Task item:
Each line of the listing that includes the string "image" is to be identified and copied.

★ ★ ★

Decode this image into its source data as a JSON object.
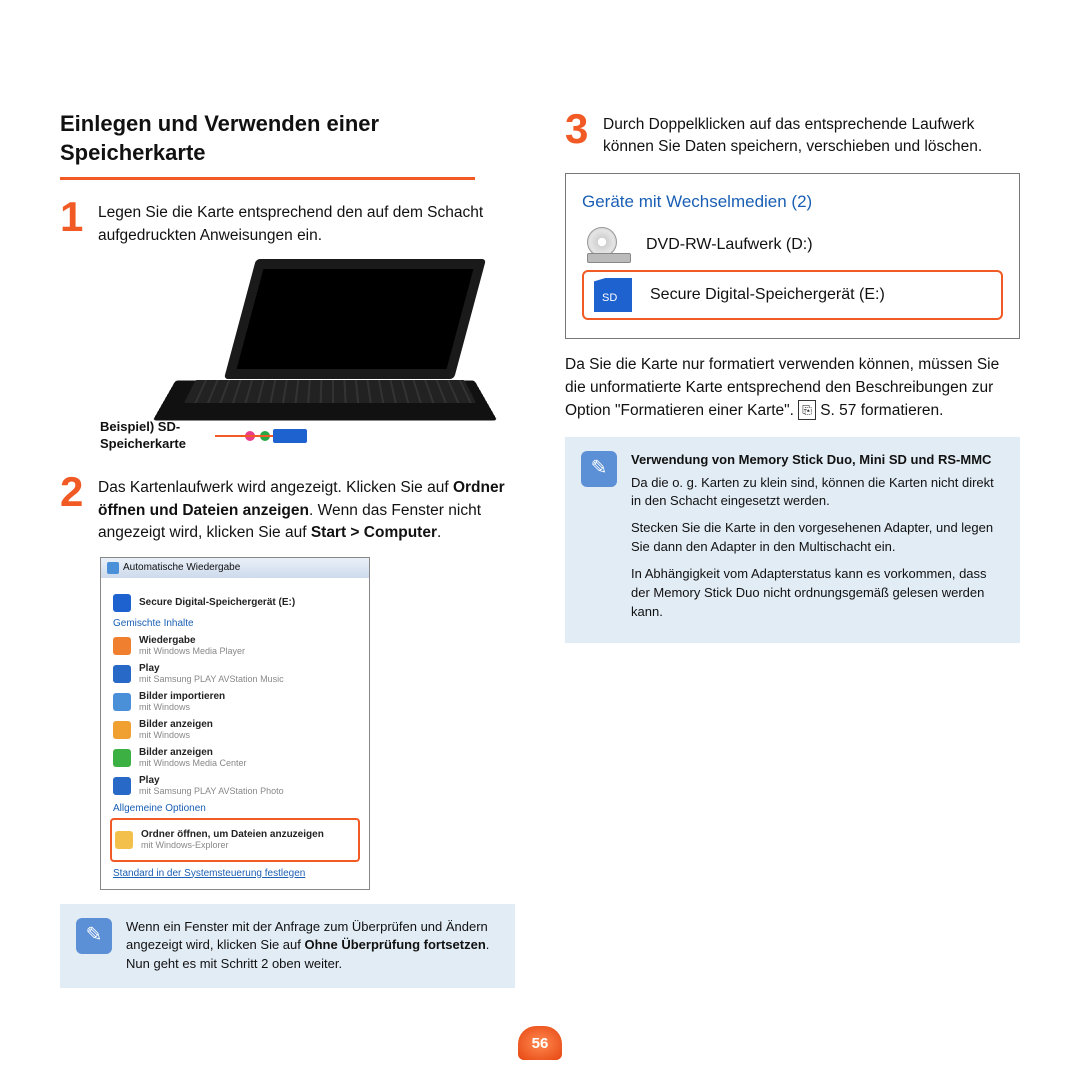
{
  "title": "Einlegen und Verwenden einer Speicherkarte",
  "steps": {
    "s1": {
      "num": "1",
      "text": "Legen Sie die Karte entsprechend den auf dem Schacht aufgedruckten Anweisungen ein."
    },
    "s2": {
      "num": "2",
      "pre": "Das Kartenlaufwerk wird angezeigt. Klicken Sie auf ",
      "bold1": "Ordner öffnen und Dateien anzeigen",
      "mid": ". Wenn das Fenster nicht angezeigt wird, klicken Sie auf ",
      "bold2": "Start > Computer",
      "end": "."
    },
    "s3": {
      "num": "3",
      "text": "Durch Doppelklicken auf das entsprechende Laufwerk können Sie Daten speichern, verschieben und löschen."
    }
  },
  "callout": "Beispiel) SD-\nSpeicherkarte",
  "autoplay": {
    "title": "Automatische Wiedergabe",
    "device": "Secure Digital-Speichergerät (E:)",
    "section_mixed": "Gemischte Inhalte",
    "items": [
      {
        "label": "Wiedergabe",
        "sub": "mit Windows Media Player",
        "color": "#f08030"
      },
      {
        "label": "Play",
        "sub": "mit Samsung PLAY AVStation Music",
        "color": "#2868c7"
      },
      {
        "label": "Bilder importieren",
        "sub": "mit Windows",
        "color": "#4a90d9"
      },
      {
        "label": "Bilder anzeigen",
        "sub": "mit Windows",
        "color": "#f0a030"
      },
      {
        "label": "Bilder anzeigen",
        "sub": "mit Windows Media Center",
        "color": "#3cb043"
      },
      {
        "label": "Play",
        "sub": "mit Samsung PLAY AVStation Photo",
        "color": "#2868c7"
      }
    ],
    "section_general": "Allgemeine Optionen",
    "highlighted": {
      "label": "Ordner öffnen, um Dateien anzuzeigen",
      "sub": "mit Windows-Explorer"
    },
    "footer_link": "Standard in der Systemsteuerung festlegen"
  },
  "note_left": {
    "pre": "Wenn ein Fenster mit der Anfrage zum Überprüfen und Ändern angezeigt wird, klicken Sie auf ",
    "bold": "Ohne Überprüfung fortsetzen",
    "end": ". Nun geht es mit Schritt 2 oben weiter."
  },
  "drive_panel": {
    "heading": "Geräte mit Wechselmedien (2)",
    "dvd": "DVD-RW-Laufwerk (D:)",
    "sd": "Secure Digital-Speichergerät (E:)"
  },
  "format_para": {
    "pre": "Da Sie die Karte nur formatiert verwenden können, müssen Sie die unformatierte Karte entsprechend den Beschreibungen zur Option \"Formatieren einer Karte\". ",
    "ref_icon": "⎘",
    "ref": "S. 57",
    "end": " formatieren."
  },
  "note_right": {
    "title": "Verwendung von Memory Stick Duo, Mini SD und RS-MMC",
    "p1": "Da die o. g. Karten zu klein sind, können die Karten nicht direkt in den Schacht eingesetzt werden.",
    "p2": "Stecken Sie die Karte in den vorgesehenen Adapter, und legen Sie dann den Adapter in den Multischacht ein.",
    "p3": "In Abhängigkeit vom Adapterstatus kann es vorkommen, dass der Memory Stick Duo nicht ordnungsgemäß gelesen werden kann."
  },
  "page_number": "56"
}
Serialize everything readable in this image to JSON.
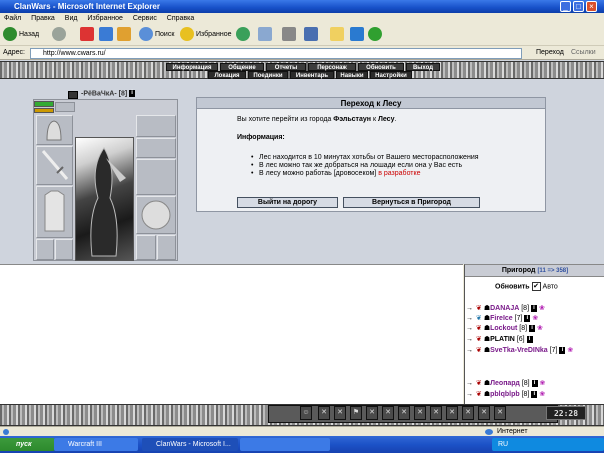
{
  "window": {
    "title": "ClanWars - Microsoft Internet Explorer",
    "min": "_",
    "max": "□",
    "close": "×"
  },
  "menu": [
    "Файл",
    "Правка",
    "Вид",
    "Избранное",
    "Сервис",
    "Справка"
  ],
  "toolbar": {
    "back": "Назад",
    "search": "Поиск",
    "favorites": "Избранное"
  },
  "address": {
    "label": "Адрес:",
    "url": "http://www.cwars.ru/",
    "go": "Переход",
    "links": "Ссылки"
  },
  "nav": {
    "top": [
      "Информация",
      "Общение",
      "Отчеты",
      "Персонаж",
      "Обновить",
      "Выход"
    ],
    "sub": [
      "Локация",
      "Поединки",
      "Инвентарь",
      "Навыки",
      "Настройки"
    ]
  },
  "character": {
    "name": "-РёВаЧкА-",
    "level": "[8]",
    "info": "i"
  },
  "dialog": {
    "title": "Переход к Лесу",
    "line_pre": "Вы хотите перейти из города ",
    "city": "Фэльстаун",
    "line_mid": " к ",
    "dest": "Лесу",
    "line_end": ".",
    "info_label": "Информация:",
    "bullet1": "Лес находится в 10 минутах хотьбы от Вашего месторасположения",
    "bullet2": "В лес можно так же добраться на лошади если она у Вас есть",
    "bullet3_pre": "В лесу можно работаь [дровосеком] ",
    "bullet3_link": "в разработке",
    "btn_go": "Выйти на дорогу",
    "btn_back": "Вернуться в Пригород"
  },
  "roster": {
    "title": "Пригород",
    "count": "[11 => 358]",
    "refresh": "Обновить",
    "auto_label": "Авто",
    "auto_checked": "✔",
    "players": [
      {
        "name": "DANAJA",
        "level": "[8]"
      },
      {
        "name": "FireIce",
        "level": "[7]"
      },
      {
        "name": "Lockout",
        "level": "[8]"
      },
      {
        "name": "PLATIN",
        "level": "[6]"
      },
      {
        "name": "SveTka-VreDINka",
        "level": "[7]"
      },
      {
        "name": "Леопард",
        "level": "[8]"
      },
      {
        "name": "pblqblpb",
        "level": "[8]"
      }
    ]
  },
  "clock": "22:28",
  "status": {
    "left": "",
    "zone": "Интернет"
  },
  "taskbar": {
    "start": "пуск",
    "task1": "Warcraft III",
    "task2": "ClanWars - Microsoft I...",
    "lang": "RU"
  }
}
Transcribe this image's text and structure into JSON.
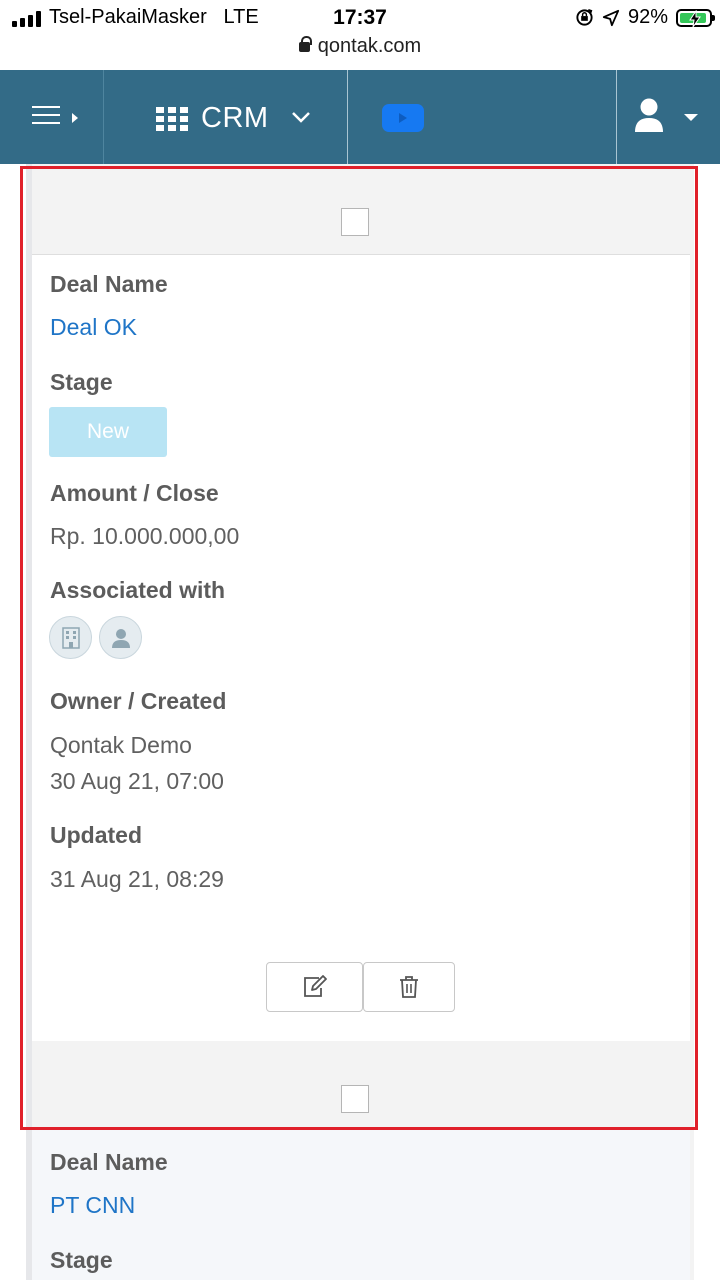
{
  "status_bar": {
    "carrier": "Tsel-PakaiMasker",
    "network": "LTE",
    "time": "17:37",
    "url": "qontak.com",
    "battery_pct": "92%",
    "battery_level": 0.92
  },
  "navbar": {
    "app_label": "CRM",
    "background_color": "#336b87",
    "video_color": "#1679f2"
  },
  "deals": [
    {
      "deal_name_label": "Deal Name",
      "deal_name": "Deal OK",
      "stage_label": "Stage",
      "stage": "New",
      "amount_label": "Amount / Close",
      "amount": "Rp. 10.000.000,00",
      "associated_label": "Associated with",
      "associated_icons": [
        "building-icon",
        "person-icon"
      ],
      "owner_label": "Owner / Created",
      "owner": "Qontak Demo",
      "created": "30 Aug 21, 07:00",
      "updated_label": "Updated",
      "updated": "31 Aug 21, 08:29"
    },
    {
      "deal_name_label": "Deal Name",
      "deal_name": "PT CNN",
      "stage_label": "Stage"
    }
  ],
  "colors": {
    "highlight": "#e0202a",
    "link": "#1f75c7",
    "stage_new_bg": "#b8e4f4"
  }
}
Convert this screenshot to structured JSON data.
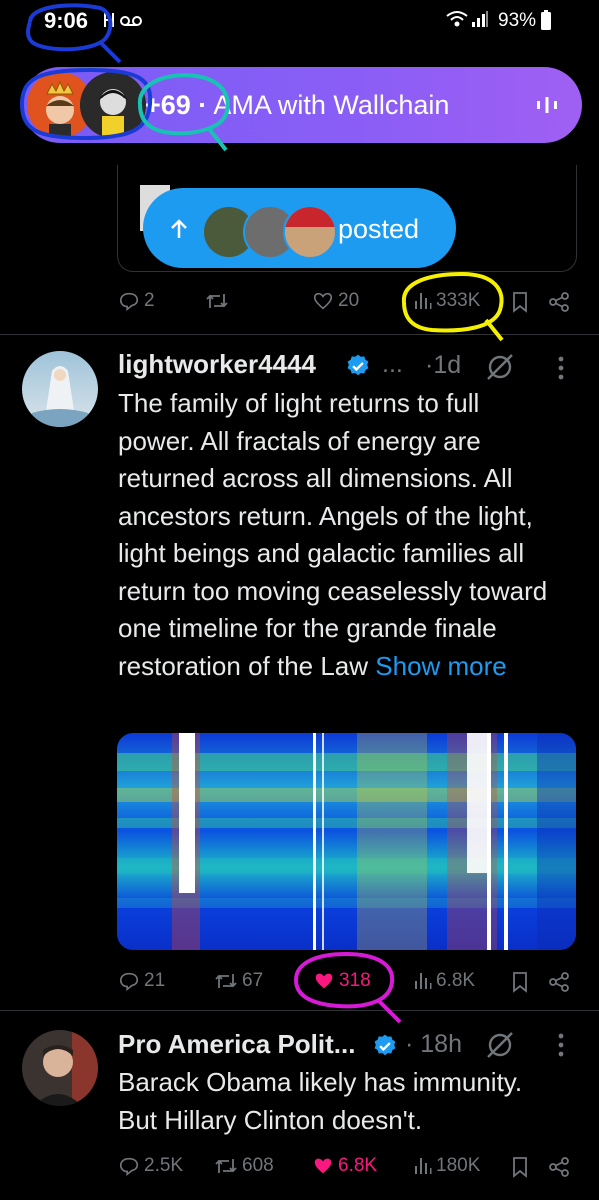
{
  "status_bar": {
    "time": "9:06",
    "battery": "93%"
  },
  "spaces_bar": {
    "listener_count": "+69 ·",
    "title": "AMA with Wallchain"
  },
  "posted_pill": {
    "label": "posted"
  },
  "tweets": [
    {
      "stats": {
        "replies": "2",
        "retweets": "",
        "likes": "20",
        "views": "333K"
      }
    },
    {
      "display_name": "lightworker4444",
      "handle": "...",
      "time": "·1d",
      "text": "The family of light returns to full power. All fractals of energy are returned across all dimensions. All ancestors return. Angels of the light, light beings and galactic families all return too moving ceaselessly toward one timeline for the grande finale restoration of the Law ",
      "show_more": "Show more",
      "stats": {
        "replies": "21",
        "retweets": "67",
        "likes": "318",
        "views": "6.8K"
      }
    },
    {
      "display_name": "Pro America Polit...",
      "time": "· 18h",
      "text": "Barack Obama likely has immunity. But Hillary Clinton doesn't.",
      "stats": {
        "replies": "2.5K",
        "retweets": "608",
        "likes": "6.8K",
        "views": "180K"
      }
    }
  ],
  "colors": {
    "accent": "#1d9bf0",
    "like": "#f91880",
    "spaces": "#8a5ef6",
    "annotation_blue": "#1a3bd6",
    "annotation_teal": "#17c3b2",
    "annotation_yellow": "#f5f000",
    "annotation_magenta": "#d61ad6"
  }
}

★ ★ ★

Answer space:
Decode this image into its source data as a JSON object.
Serialize everything readable in this image to JSON.
Transcribe this image's text and structure into JSON.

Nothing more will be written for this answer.